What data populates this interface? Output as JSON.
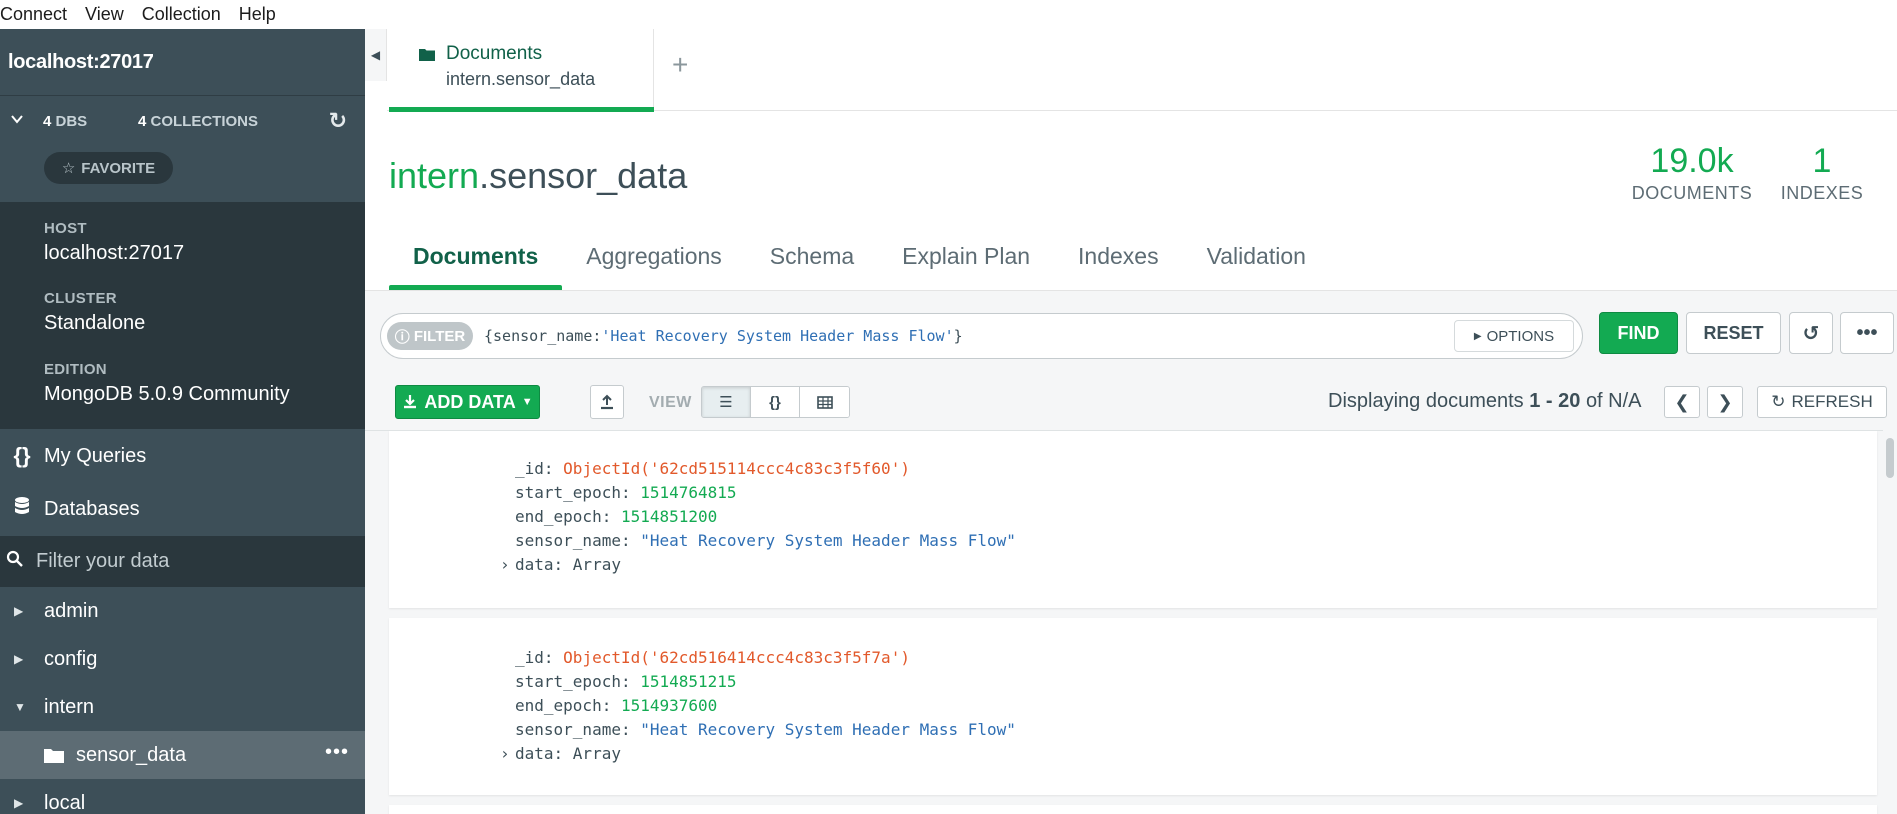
{
  "menu": [
    "Connect",
    "View",
    "Collection",
    "Help"
  ],
  "sidebar": {
    "host_title": "localhost:27017",
    "dbs_count": "4",
    "dbs_label": "DBS",
    "collections_count": "4",
    "collections_label": "COLLECTIONS",
    "favorite_label": "FAVORITE",
    "host_label": "HOST",
    "host_value": "localhost:27017",
    "cluster_label": "CLUSTER",
    "cluster_value": "Standalone",
    "edition_label": "EDITION",
    "edition_value": "MongoDB 5.0.9 Community",
    "my_queries": "My Queries",
    "databases": "Databases",
    "filter_placeholder": "Filter your data",
    "tree": [
      {
        "label": "admin",
        "expanded": false
      },
      {
        "label": "config",
        "expanded": false
      },
      {
        "label": "intern",
        "expanded": true
      },
      {
        "label": "sensor_data",
        "selected": true
      },
      {
        "label": "local",
        "expanded": false
      }
    ]
  },
  "tab": {
    "title": "Documents",
    "subtitle": "intern.sensor_data",
    "add_label": "+"
  },
  "header": {
    "db_name": "intern",
    "dot": ".",
    "collection_name": "sensor_data",
    "documents_count": "19.0k",
    "documents_label": "DOCUMENTS",
    "indexes_count": "1",
    "indexes_label": "INDEXES"
  },
  "subtabs": [
    "Documents",
    "Aggregations",
    "Schema",
    "Explain Plan",
    "Indexes",
    "Validation"
  ],
  "query": {
    "filter_label": "FILTER",
    "filter_prefix": "{sensor_name:",
    "filter_string": "'Heat Recovery System Header Mass Flow'",
    "filter_suffix": "}",
    "options_label": "OPTIONS",
    "find_label": "FIND",
    "reset_label": "RESET"
  },
  "toolbar": {
    "add_data_label": "ADD DATA",
    "view_label": "VIEW",
    "paging_prefix": "Displaying documents",
    "paging_range": "1 - 20",
    "paging_of": "of N/A",
    "refresh_label": "REFRESH"
  },
  "documents": [
    {
      "id_key": "_id",
      "id_value": "ObjectId('62cd515114ccc4c83c3f5f60')",
      "start_key": "start_epoch",
      "start_value": "1514764815",
      "end_key": "end_epoch",
      "end_value": "1514851200",
      "sensor_key": "sensor_name",
      "sensor_value": "\"Heat Recovery System Header Mass Flow\"",
      "data_key": "data",
      "data_value": "Array"
    },
    {
      "id_key": "_id",
      "id_value": "ObjectId('62cd516414ccc4c83c3f5f7a')",
      "start_key": "start_epoch",
      "start_value": "1514851215",
      "end_key": "end_epoch",
      "end_value": "1514937600",
      "sensor_key": "sensor_name",
      "sensor_value": "\"Heat Recovery System Header Mass Flow\"",
      "data_key": "data",
      "data_value": "Array"
    }
  ],
  "colors": {
    "accent_green": "#13aa52",
    "dark_green": "#116149",
    "sidebar_bg": "#3d4f58",
    "objectid_orange": "#e2592b",
    "string_blue": "#2f6fb4"
  }
}
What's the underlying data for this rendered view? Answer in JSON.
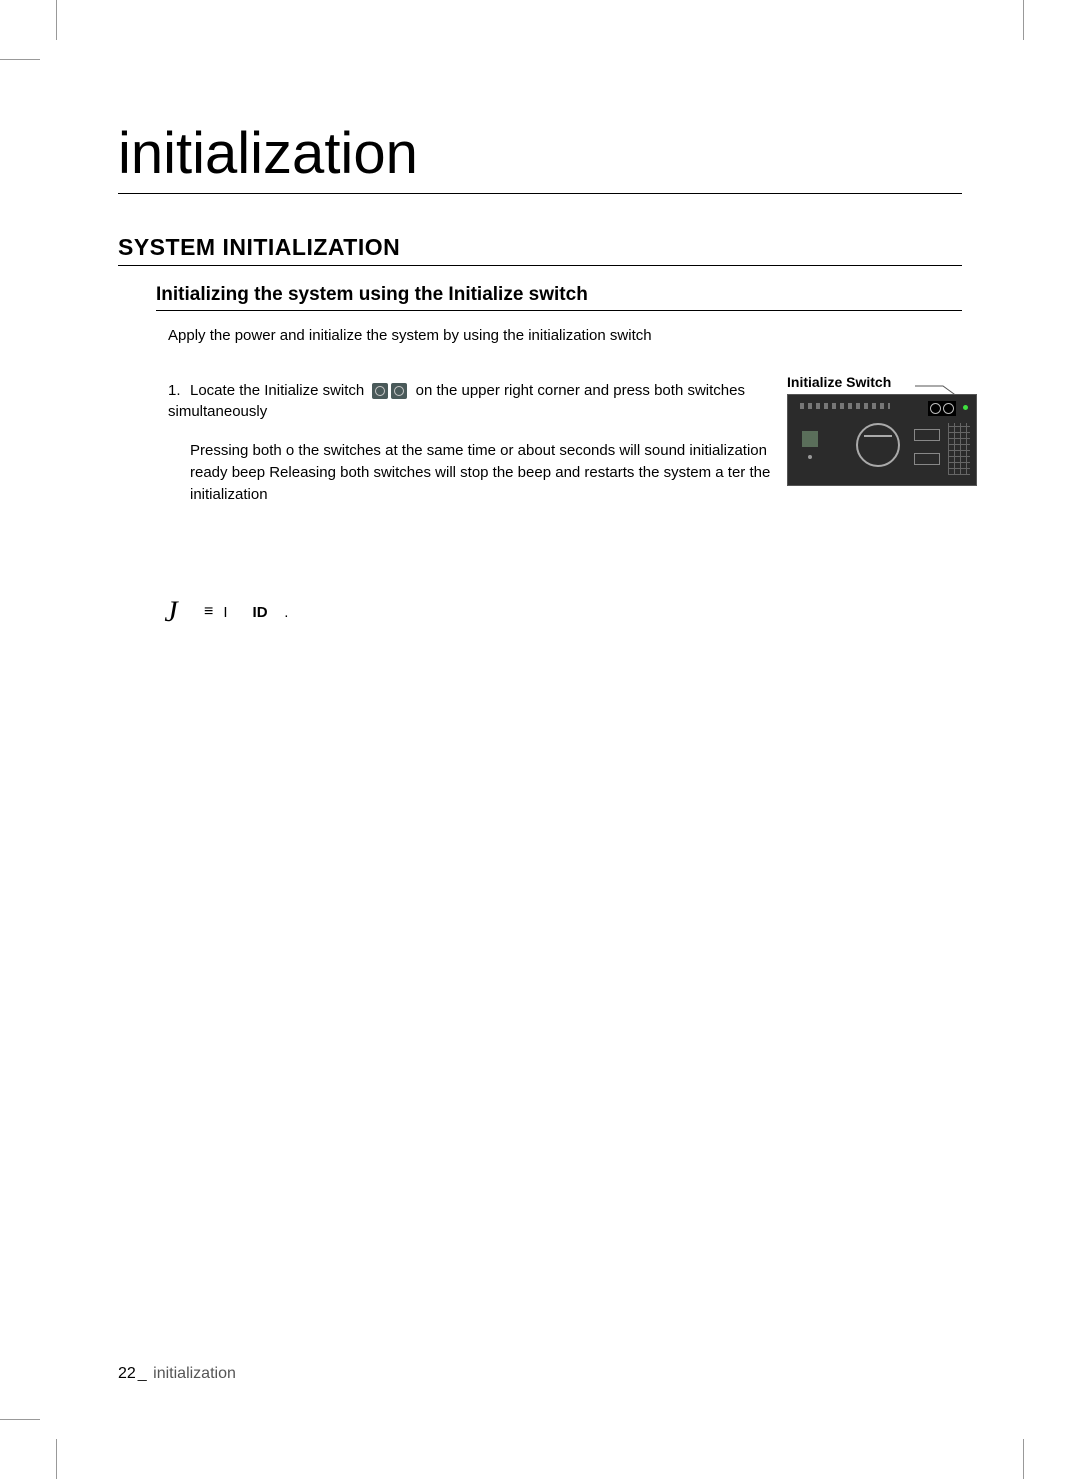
{
  "title": "initialization",
  "section_heading": "SYSTEM INITIALIZATION",
  "subheading": "Initializing the system using the Initialize switch",
  "intro": "Apply the power and initialize the system by using the initialization switch",
  "step1_num": "1.",
  "step1_a": "Locate the Initialize switch",
  "step1_b": "on the upper right corner and press both switches simultaneously",
  "step1_detail": "Pressing both o  the switches at the same time  or about   seconds will sound initialization ready beep  Releasing both switches will stop the beep and restarts the system a ter the initialization",
  "figure_label": "Initialize Switch",
  "note_symbol": "J",
  "note_bullet": "≡",
  "note_text_parts": {
    "pre": "I",
    "bold": "ID",
    "post": "."
  },
  "footer": {
    "page_num": "22",
    "separator": "_",
    "section": "initialization"
  }
}
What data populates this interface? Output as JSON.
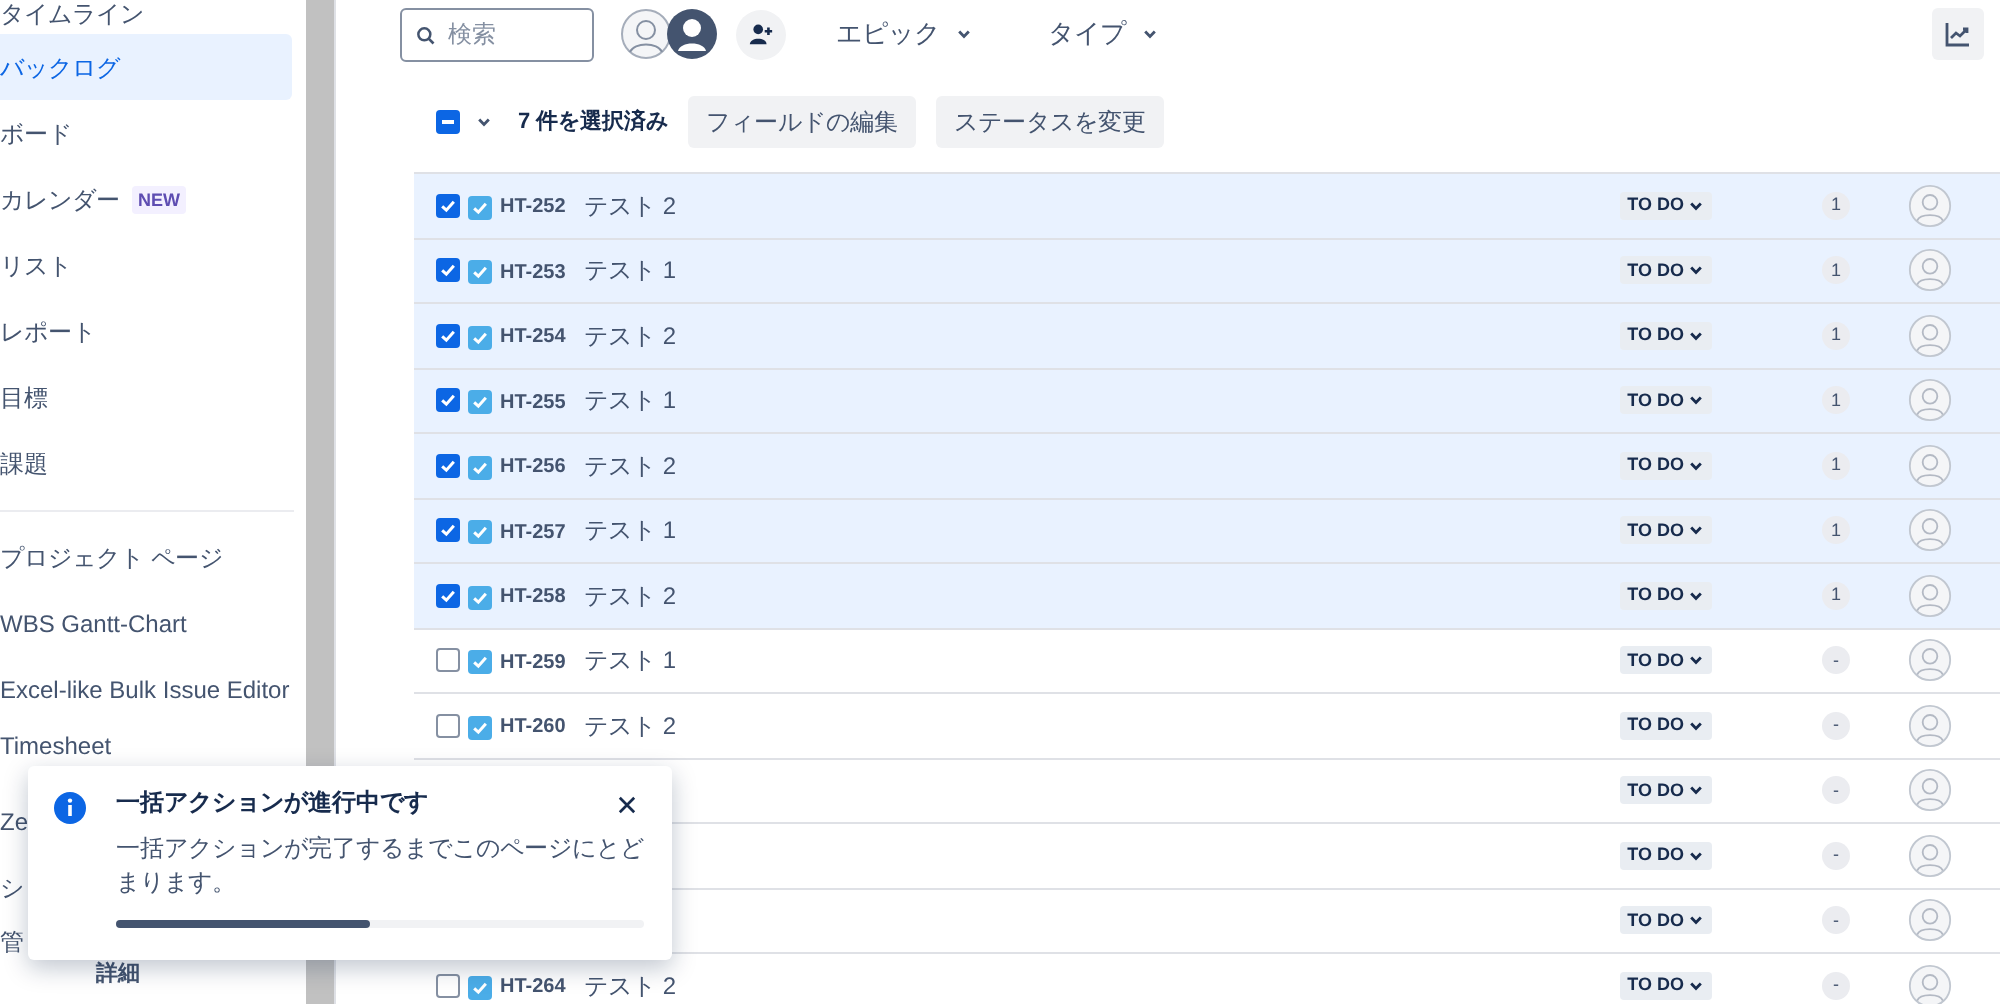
{
  "sidebar": {
    "items": [
      {
        "label": "タイムライン",
        "selected": false
      },
      {
        "label": "バックログ",
        "selected": true
      },
      {
        "label": "ボード",
        "selected": false
      },
      {
        "label": "カレンダー",
        "badge": "NEW",
        "selected": false
      },
      {
        "label": "リスト",
        "selected": false
      },
      {
        "label": "レポート",
        "selected": false
      },
      {
        "label": "目標",
        "selected": false
      },
      {
        "label": "課題",
        "selected": false
      },
      {
        "kind": "divider"
      },
      {
        "label": "プロジェクト ページ",
        "selected": false
      },
      {
        "label": "WBS Gantt-Chart",
        "selected": false
      },
      {
        "label": "Excel-like Bulk Issue Editor",
        "selected": false
      },
      {
        "label": "Timesheet",
        "selected": false
      },
      {
        "label": "Ze",
        "selected": false
      },
      {
        "label": "シ",
        "selected": false
      },
      {
        "label": "管",
        "selected": false
      }
    ],
    "sub_item": "詳細"
  },
  "toolbar": {
    "search_placeholder": "検索",
    "filters": [
      "エピック",
      "タイプ"
    ]
  },
  "selection": {
    "indeterminate": true,
    "count": "7 件を選択済み",
    "actions": [
      "フィールドの編集",
      "ステータスを変更"
    ]
  },
  "rows": [
    {
      "selected": true,
      "key": "HT-252",
      "summary": "テスト 2",
      "status": "TO DO",
      "estimate": "1"
    },
    {
      "selected": true,
      "key": "HT-253",
      "summary": "テスト 1",
      "status": "TO DO",
      "estimate": "1"
    },
    {
      "selected": true,
      "key": "HT-254",
      "summary": "テスト 2",
      "status": "TO DO",
      "estimate": "1"
    },
    {
      "selected": true,
      "key": "HT-255",
      "summary": "テスト 1",
      "status": "TO DO",
      "estimate": "1"
    },
    {
      "selected": true,
      "key": "HT-256",
      "summary": "テスト 2",
      "status": "TO DO",
      "estimate": "1"
    },
    {
      "selected": true,
      "key": "HT-257",
      "summary": "テスト 1",
      "status": "TO DO",
      "estimate": "1"
    },
    {
      "selected": true,
      "key": "HT-258",
      "summary": "テスト 2",
      "status": "TO DO",
      "estimate": "1"
    },
    {
      "selected": false,
      "key": "HT-259",
      "summary": "テスト 1",
      "status": "TO DO",
      "estimate": "-"
    },
    {
      "selected": false,
      "key": "HT-260",
      "summary": "テスト 2",
      "status": "TO DO",
      "estimate": "-"
    },
    {
      "status": "TO DO",
      "estimate": "-"
    },
    {
      "status": "TO DO",
      "estimate": "-"
    },
    {
      "status": "TO DO",
      "estimate": "-"
    },
    {
      "selected": false,
      "key": "HT-264",
      "summary": "テスト 2",
      "status": "TO DO",
      "estimate": "-"
    }
  ],
  "toast": {
    "title": "一括アクションが進行中です",
    "message": "一括アクションが完了するまでこのページにとどまります。",
    "level": 0.48
  }
}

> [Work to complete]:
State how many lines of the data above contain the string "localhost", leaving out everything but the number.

> [Solution to the problem]:
2